Exercise directions
Filter the entries for the word "Ctrl". Copy each line that has it.
Source information section start
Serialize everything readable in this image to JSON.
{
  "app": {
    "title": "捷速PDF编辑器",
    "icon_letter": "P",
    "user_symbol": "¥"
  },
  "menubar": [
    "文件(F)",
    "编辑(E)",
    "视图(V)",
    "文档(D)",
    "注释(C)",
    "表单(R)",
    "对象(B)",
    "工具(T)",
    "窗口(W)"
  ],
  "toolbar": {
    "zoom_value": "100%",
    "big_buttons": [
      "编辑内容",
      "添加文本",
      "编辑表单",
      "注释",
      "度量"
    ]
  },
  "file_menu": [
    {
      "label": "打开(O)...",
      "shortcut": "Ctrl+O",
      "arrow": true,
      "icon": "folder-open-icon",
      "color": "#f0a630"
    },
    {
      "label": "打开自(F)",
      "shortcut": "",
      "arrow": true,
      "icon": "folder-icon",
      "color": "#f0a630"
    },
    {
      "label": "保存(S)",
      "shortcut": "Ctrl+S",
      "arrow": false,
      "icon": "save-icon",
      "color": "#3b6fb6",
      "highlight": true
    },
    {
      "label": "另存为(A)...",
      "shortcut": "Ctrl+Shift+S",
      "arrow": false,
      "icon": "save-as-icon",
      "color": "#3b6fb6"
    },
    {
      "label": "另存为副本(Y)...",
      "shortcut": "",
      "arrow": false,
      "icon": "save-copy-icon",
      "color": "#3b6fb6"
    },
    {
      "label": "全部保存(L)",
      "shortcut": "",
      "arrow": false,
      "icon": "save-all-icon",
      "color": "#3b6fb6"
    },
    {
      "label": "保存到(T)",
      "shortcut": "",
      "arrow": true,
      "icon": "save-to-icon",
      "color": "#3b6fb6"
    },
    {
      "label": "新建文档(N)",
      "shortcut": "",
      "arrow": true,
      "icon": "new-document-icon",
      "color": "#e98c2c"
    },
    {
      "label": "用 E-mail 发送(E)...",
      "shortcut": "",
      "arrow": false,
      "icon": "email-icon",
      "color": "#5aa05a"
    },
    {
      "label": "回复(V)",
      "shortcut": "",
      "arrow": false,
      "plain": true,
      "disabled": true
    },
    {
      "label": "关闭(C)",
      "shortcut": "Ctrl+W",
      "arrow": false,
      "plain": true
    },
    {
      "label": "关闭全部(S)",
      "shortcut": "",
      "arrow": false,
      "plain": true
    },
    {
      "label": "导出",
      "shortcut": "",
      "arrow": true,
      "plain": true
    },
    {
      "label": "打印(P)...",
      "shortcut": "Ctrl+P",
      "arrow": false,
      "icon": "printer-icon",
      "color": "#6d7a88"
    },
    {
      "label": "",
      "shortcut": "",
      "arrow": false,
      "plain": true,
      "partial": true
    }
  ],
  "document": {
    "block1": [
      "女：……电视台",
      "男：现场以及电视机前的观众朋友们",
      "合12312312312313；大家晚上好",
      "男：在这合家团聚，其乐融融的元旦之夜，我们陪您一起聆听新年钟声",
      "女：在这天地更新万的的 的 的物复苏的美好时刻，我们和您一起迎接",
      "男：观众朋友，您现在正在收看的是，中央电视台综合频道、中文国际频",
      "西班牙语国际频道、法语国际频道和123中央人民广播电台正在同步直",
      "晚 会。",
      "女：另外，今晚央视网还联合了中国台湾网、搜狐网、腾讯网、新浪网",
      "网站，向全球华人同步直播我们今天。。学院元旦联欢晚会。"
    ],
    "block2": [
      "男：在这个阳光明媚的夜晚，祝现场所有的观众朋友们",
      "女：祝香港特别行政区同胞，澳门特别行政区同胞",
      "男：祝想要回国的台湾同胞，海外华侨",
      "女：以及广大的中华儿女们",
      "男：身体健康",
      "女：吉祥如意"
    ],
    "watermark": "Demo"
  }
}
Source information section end
Exercise solution
      "shortcut": "Ctrl+O",
      "shortcut": "Ctrl+S",
      "shortcut": "Ctrl+Shift+S",
      "shortcut": "Ctrl+W",
      "shortcut": "Ctrl+P",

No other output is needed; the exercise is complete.